Element data from apps and pages
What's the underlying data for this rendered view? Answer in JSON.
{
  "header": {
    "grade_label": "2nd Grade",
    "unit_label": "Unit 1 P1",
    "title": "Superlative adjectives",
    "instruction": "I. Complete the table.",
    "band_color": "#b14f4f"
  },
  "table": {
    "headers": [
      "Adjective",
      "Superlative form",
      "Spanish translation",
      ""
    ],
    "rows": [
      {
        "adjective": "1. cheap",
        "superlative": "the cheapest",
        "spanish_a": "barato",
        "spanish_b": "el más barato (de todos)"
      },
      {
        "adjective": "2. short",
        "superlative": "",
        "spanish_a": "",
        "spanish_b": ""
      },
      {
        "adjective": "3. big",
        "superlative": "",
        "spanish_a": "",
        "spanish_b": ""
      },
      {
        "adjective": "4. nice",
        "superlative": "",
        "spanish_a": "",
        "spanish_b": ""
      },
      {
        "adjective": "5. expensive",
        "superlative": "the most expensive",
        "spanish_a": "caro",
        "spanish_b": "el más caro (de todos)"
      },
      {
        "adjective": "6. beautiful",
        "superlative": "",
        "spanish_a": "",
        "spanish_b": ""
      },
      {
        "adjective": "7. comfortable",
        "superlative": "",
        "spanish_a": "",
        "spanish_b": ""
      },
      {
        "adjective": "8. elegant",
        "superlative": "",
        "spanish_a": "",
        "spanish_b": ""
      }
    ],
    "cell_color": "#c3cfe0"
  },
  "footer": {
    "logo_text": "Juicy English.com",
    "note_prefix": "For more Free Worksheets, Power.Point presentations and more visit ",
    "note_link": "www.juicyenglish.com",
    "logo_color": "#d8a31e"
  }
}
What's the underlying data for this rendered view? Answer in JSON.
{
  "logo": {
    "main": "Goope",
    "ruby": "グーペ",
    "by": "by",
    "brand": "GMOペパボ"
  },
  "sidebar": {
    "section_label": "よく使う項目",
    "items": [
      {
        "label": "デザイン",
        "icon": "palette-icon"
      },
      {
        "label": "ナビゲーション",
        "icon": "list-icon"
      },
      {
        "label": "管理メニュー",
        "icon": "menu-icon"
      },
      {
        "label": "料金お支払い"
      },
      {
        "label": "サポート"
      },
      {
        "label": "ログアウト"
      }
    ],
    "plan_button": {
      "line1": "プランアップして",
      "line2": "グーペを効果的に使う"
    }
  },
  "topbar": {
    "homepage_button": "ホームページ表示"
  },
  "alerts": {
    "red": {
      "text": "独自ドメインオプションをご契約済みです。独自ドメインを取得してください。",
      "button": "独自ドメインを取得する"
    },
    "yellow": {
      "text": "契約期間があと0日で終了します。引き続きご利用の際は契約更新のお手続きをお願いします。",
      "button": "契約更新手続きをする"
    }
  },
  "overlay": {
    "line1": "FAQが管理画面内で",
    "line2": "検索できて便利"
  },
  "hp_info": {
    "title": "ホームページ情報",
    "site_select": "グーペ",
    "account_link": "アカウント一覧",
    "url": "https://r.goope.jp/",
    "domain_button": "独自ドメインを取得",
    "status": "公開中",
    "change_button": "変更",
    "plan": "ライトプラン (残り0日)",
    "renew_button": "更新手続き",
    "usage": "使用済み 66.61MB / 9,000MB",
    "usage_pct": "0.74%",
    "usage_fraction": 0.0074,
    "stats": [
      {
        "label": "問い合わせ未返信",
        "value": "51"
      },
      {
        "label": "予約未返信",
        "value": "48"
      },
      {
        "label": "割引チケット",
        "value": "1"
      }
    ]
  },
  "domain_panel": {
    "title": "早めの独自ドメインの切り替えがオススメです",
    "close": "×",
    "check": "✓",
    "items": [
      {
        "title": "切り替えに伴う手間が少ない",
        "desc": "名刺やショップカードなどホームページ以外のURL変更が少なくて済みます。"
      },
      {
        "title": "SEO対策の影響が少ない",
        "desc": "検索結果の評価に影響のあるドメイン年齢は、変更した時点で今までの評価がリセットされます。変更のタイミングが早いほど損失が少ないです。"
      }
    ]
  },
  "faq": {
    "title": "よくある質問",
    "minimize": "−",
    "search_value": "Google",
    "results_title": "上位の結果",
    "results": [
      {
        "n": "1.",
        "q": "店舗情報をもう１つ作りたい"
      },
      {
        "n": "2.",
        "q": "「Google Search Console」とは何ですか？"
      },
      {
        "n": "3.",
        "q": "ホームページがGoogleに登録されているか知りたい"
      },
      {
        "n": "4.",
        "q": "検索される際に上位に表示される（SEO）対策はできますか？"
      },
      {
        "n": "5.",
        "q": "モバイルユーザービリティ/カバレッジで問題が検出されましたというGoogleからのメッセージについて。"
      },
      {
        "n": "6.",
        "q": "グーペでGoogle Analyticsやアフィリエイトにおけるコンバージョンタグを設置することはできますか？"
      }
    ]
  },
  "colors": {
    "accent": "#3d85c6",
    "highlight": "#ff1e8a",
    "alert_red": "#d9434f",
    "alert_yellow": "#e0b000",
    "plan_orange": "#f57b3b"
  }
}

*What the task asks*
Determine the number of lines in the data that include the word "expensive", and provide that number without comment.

*Task solution*
2